Salt has been a hot topic of conversation for years with the increased popularity of salt-reduced products and increasing sales of Himalayan pink salts. To many, this seems quite the contradiction. People want less salt, but are happy with coloured salt? What is going on. Firstly, it is important to note that salt and sodium are not the same. Sodium is one half of the compound, the other at a ratio of 1:1 are chloride ions. (Sodium is what is usually listed on nutritional labels).
If in doubt, go back to your An. & Phys. The body requires a small amount of sodium for various neural processes such as nerve impulse and muscle contraction. However, the amount that the general population tends to consume is significantly higher than the body requires. Excess sodium puts the liver under quite a lot pressure in its attempt to maintain balance in the bloodstream. Have you ever noticed increased fluid retention when you’ve had super salty meals, or maybe when you went a bit overboard with the chicken salt? This is the body’s natural response to excess salt. The body will retain water in a bid to dilute the sodium which increases blood volume. The higher the blood volume, the harder the heart needs to work and more pressure is placed against the arteriole walls which is a textbook definition for high blood pressure. This is only one result but it is the most common cardiovascular condition.
When looking at someone’s sodium intake it is important to understand the high risk individuals who will be more susceptible to developing health conditions from excessive salt consumption. These include:
- People over the age of 50,
- People already diagnosed with hypertension or heart disease, or,
- People diagnosed with diabetes.
To reduce the risk of developing cardiovascular diseases, The Heart Foundation (2017), recommends adults consume less than 6g of salt per day (2400mg sodium) which is equivalent to one teaspoon. For those with hypertension, 4g of salt per day is recommended at 1600mg sodium.
What about pink salt, rock salt, or Himalayan salt? Aren’t these better for you? When it comes down to it, salt is salt, regardless of the name and colour. The differences between pink salt and variations of, are the additional nutrients such as potassium, magnesium and calcium that are found in varieties of crystal salts. However, this does not mean you can shower your meals in pink salt and become invincible. The recommended teaspoon still applies even for pink, rock, ‘purple’, ‘green’ or ‘cerulean’ salt.

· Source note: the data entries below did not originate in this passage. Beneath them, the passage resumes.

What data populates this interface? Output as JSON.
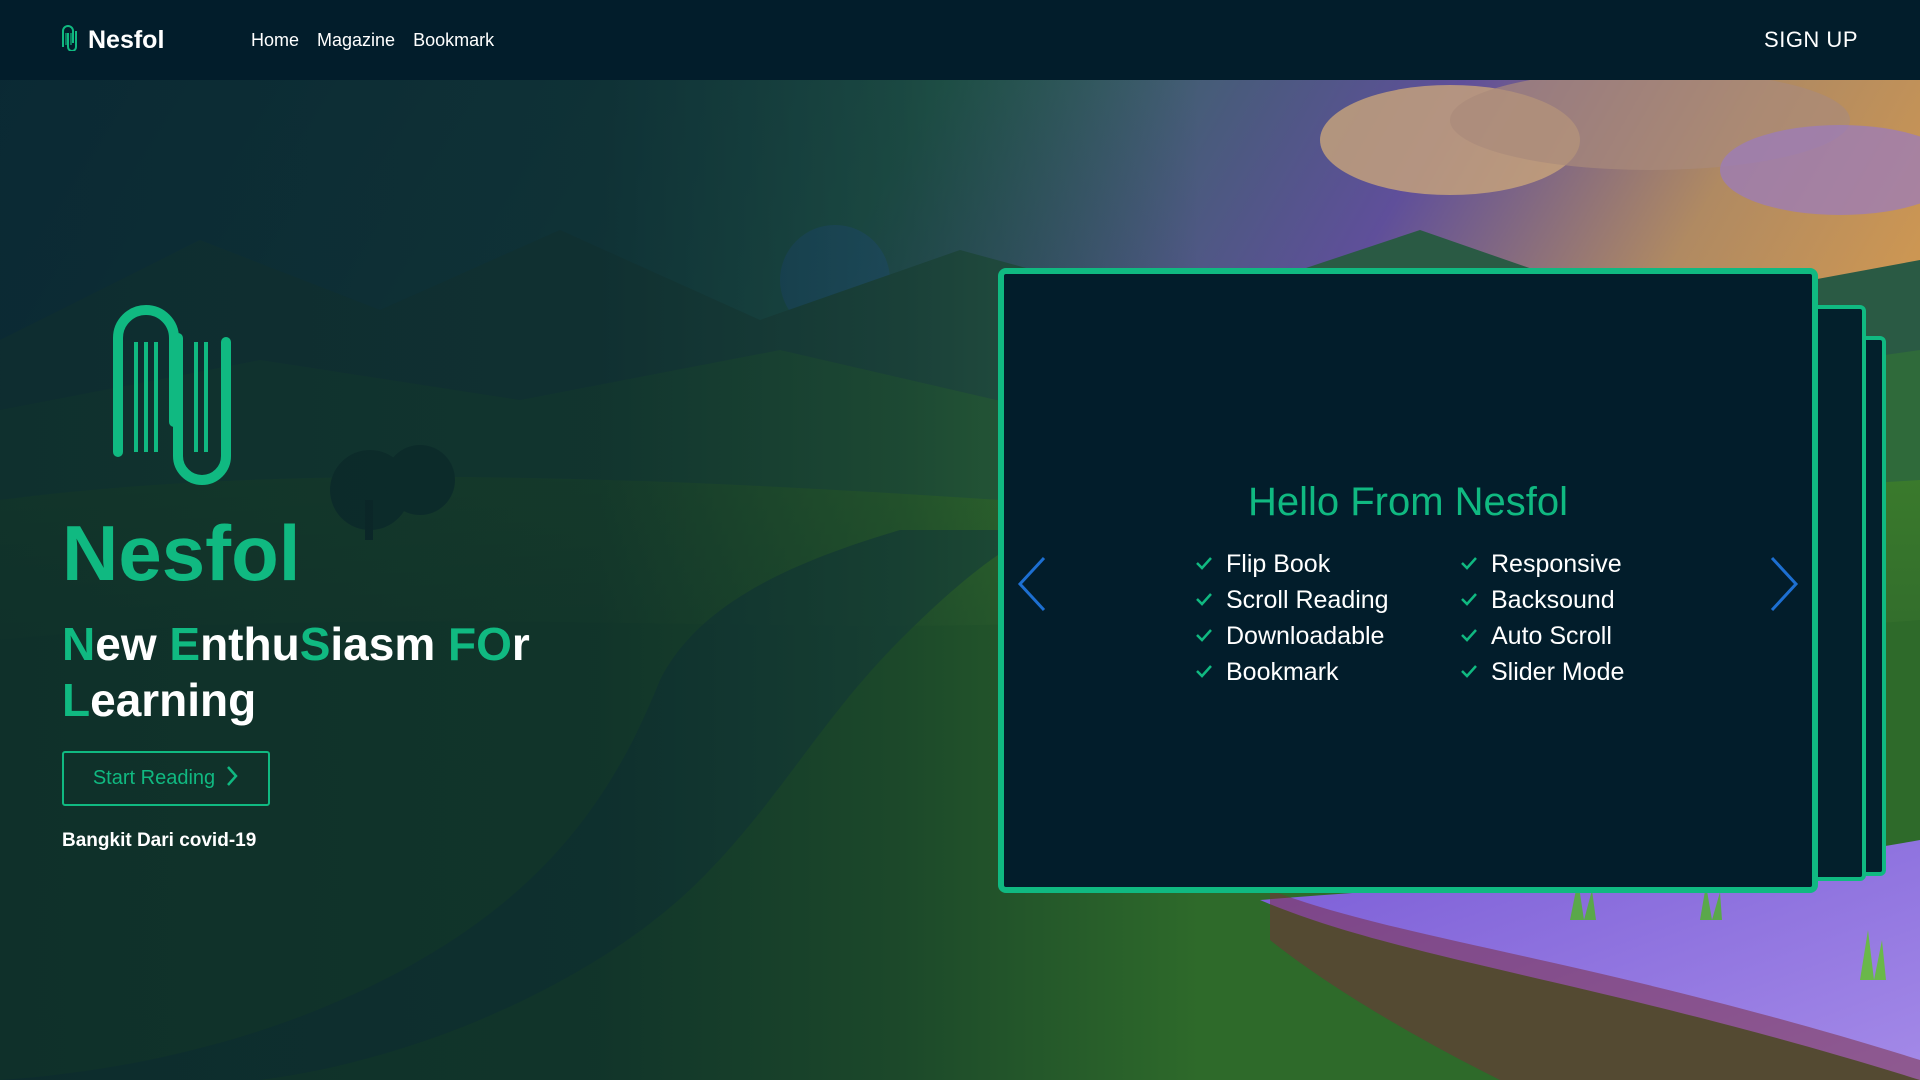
{
  "nav": {
    "brand": "Nesfol",
    "links": [
      "Home",
      "Magazine",
      "Bookmark"
    ],
    "signup": "SIGN UP"
  },
  "hero": {
    "title": "Nesfol",
    "tagline": [
      {
        "text": "N",
        "accent": true
      },
      {
        "text": "ew ",
        "accent": false
      },
      {
        "text": "E",
        "accent": true
      },
      {
        "text": "nthu",
        "accent": false
      },
      {
        "text": "S",
        "accent": true
      },
      {
        "text": "iasm ",
        "accent": false
      },
      {
        "text": "FO",
        "accent": true
      },
      {
        "text": "r ",
        "accent": false
      },
      {
        "text": "L",
        "accent": true
      },
      {
        "text": "earning",
        "accent": false
      }
    ],
    "button_label": "Start Reading",
    "subtext": "Bangkit Dari covid-19"
  },
  "book": {
    "title": "Hello From Nesfol",
    "features": [
      "Flip Book",
      "Responsive",
      "Scroll Reading",
      "Backsound",
      "Downloadable",
      "Auto Scroll",
      "Bookmark",
      "Slider Mode"
    ]
  },
  "colors": {
    "accent": "#10b981",
    "navbar": "#021d2b",
    "card": "#021d2b",
    "arrow": "#1d6fd1"
  },
  "icons": {
    "logo": "paperclip-book-icon",
    "button": "chevron-right-icon",
    "feature": "check-icon",
    "prev": "chevron-left-icon",
    "next": "chevron-right-icon"
  }
}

If you do enjoy your salt, it is important to ensure you body is getting enough fluid to maintain balance. So, increase your water consumption if your salt intake is slightly higher than recommended to assist your body to function optimally. Who needs the increase fluid retention!